◆ **What to do**
Compute how many lines in the data below hold the word "appstar", then report that number with nothing else.

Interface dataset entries
------------------------------------

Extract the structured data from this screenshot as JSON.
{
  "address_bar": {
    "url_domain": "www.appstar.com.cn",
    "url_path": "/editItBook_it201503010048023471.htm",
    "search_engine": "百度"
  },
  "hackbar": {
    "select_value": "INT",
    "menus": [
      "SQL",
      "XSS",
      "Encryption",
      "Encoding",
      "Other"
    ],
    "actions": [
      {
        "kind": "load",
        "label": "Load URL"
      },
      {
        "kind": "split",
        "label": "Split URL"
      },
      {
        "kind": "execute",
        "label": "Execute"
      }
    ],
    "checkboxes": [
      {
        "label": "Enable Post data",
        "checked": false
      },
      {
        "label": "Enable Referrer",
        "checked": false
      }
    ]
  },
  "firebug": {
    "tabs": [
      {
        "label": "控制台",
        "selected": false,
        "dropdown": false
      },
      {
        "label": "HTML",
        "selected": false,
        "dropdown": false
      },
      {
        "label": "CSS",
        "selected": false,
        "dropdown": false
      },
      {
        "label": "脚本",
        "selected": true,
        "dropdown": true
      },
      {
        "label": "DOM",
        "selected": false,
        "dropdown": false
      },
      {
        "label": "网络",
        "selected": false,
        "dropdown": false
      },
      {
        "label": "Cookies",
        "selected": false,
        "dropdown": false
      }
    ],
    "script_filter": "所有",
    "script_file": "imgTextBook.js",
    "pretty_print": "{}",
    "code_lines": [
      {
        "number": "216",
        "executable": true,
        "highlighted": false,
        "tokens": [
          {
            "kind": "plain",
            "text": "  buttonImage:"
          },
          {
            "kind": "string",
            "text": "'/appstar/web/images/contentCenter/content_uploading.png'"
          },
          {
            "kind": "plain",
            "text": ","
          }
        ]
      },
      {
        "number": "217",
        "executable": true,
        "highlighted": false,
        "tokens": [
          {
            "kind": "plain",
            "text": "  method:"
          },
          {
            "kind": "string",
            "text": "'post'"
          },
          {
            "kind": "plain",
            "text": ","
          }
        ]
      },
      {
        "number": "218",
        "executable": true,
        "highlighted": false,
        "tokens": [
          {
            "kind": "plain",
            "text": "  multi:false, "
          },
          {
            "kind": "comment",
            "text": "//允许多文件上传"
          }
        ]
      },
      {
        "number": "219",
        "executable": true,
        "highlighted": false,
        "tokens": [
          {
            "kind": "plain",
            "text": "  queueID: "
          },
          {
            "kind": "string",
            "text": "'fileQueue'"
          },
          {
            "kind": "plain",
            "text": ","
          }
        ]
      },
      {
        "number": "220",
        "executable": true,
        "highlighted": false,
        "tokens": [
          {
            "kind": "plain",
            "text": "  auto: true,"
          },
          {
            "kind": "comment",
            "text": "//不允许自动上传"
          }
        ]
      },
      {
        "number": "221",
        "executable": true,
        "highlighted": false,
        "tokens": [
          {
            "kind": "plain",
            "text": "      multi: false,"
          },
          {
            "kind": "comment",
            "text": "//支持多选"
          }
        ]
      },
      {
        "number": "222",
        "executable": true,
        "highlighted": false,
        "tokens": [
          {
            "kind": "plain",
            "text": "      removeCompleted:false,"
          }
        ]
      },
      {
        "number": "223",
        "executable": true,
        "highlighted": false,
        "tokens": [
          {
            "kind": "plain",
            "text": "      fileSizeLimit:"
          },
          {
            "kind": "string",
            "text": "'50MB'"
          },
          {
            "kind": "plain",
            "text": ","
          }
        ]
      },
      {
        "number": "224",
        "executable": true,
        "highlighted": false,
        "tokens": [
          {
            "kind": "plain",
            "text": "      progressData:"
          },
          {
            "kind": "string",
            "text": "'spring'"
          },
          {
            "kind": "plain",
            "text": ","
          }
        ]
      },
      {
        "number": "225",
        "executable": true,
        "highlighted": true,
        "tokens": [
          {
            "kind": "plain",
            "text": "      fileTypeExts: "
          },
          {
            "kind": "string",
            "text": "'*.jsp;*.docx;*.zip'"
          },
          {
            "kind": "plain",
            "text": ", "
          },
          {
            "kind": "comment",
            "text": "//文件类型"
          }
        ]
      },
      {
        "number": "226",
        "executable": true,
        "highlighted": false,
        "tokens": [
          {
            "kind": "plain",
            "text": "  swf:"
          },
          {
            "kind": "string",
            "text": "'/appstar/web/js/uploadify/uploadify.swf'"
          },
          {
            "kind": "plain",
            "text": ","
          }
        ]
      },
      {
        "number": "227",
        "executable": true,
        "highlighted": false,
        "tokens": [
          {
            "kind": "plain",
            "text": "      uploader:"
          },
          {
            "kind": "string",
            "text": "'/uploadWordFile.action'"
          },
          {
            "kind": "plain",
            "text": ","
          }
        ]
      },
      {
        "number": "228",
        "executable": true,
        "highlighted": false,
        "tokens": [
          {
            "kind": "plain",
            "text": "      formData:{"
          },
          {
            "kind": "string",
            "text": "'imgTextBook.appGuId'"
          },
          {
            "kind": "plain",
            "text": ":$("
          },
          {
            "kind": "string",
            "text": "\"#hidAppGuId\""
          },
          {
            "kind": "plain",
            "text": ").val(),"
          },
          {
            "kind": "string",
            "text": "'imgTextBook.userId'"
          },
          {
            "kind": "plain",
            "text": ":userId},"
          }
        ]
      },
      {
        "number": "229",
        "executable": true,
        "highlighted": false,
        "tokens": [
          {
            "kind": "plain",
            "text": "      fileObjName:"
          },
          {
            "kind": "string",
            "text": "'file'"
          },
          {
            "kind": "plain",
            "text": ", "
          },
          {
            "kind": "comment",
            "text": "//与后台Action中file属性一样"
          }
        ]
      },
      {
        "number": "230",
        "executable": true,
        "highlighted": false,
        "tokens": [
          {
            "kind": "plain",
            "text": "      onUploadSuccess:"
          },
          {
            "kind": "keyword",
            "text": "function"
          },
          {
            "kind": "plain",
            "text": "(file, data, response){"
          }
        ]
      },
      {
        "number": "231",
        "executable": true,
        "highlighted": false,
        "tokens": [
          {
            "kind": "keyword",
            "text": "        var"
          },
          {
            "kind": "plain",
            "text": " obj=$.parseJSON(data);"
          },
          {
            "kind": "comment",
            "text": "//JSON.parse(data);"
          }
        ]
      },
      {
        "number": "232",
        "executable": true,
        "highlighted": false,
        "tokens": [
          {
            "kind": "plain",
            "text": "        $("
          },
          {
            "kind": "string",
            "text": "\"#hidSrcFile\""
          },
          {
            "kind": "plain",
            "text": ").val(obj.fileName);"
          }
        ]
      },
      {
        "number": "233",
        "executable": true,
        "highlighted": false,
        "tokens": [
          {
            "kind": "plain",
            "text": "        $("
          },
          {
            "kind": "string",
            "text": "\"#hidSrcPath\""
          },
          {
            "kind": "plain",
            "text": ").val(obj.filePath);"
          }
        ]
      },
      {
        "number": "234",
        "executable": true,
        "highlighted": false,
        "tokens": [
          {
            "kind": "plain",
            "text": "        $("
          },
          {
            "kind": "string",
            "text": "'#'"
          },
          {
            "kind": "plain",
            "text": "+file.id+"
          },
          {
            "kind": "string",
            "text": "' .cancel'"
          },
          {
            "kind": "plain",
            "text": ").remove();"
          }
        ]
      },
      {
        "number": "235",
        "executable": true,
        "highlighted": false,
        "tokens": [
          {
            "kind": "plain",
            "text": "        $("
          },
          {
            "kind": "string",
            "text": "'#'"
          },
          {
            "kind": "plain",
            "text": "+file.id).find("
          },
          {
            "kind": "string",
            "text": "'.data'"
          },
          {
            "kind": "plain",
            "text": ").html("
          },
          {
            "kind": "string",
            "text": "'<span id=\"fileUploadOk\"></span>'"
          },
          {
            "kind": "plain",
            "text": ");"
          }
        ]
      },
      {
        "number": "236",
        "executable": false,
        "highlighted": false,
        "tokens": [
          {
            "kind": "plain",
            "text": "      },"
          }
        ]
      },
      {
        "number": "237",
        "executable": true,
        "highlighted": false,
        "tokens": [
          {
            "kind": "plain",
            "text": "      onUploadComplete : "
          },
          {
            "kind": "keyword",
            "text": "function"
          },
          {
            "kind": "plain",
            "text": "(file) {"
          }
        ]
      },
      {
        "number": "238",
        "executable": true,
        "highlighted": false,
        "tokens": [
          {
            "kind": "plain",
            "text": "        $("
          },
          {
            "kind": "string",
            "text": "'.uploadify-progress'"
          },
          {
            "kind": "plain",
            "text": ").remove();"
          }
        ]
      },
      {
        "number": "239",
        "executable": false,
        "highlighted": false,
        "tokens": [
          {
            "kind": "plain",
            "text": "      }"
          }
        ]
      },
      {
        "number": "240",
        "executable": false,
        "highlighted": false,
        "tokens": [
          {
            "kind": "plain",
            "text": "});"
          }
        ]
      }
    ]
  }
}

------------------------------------

◆ **Task solution**
3